Last month, AMD published a post on their blog,
AMD creates six-thousand distinctive system configurations to test its latest graphics drivers, beating its rival testing ecosystem
The blog post from the company details how AMD puts a total of 6000 different system configurations to test internally. This is to ensure that the majority (99.5%) are tested for stability before the drivers can be shipped out to the public. This also ensures that the majority of the systems do not face any stability issues or crashes with AMD's Adrenalin software.
Last year, AMD released twenty-six WHQL drivers, six more than competitor NVIDIA's twenty drivers. AMD habitually releases WHQL drivers later than BETA version drivers, whereas NVIDIA releases their WHQL drivers immediately.
AMD has never presented why non-WHQL drivers are typically listed as 'recommended' or 'optional' and are released before full WHQL drivers. From the blog post, we can now understand why the company permits this practice and how it affects the gaming community.
AMD Optional drivers are more akin to the production-grade drivers from our competitors. However, AMD Recommended drivers represent tried-and-tested software that often has had months of soak time in the public domain. While every AMD Software release passes Microsoft’s WHQL test suite, it is sometimes advantageous for gamers to use non-WHQL certified software. By releasing a non-certified WHQL passing driver, AMD can ensure more incredible support for new game releases and patches.
AMD appears to regard its non-WHQL drivers as acceptable to production drivers from companies like NVIDIA and Intel. So, when those specific drivers appear before the complete AMD WHQL versions, users can take advantage of the technology for games before receiving the completed WHQL driver that requires Microsoft testing before approval.
AMD's competitive advantage has one unified desktop, mobile, and integrated graphics solution driver. NVIDIA has two primary branches for its desktop gaming series and notebooks, and Intel has dedicated in-house drivers for its ARC and integrated GPUs.
Our engineering teams are constantly looking for ways to deliver users better performance. Within the last year alone, we achieved an average 15% performance uplift(5) across various titles, with these benefits being delivered to our users throughout the lifetime of their product ownership.

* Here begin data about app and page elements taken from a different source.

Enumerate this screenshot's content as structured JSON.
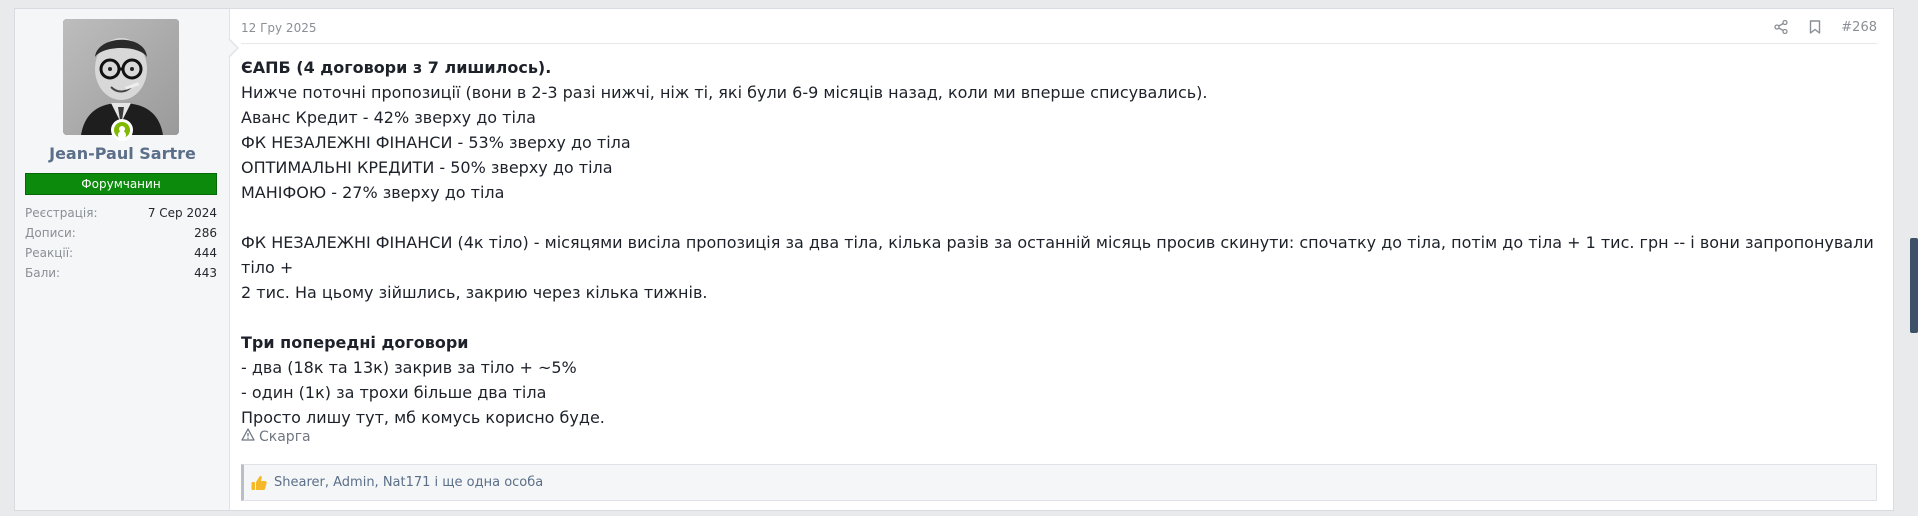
{
  "user": {
    "name": "Jean-Paul Sartre",
    "title": "Форумчанин",
    "title_color": "#0b8a0b",
    "online": true,
    "stats": [
      {
        "label": "Реєстрація:",
        "value": "7 Сер 2024"
      },
      {
        "label": "Дописи:",
        "value": "286"
      },
      {
        "label": "Реакції:",
        "value": "444"
      },
      {
        "label": "Бали:",
        "value": "443"
      }
    ]
  },
  "post": {
    "date": "12 Гру 2025",
    "number": "#268",
    "lines": [
      {
        "text": "ЄАПБ (4 договори з 7 лишилось).",
        "bold": true
      },
      {
        "text": "Нижче поточні пропозиції (вони в 2-3 разі нижчі, ніж ті, які були 6-9 місяців назад, коли ми вперше списувались)."
      },
      {
        "text": "Аванс Кредит - 42% зверху до тіла"
      },
      {
        "text": "ФК НЕЗАЛЕЖНІ ФІНАНСИ - 53% зверху до тіла"
      },
      {
        "text": "ОПТИМАЛЬНІ КРЕДИТИ - 50% зверху до тіла"
      },
      {
        "text": "МАНІФОЮ - 27% зверху до тіла"
      },
      {
        "text": ""
      },
      {
        "text": "ФК НЕЗАЛЕЖНІ ФІНАНСИ (4к тіло) - місяцями висіла пропозиція за два тіла, кілька разів за останній місяць просив скинути: спочатку до тіла, потім до тіла + 1 тис. грн -- і вони запропонували тіло +"
      },
      {
        "text": "2 тис. На цьому зійшлись, закрию через кілька тижнів."
      },
      {
        "text": ""
      },
      {
        "text": "Три попередні договори",
        "bold": true
      },
      {
        "text": "- два (18к та 13к) закрив за тіло + ~5%"
      },
      {
        "text": "- один (1к) за трохи більше два тіла"
      },
      {
        "text": "Просто лишу тут, мб комусь корисно буде."
      }
    ],
    "report_label": "Скарга",
    "reactions_text": "Shearer, Admin, Nat171 і ще одна особа"
  },
  "colors": {
    "accent": "#5b6f89",
    "online": "#7fb900",
    "scroll_thumb": "#3d5168"
  }
}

More recently, we rebuilt our DirectX® 11 driver from the ground up to deliver on average, up to 10% increase in performance gains on your Radeon™ RX 6000 series graphics card, with some games reaching even higher than average gains such as Assassin’s Creed Odyssey – up to 28%, World of Warcraft: Shadowlands – up to 30%, and Grand Theft Auto V – up to 11%.
AMD optimizations appeared simultaneously as the open-source OpenGL and Vulkan updates that conveyed close headways in particular games, such as:
- Assassin's Creed Odyssey – improvement of up to 28%
- World of Warcraft: Shadowlands – a gain of up to 30%
- Grand Theft Auto V – an increase of up to 11%
The company is concentrating on optimizing current games and titles that utilize older APIs. Case in point, DirectX11 games received an average of ten percent improvement. That information is based on comparing 22.5.2 May and 22.3.1 March driver releases.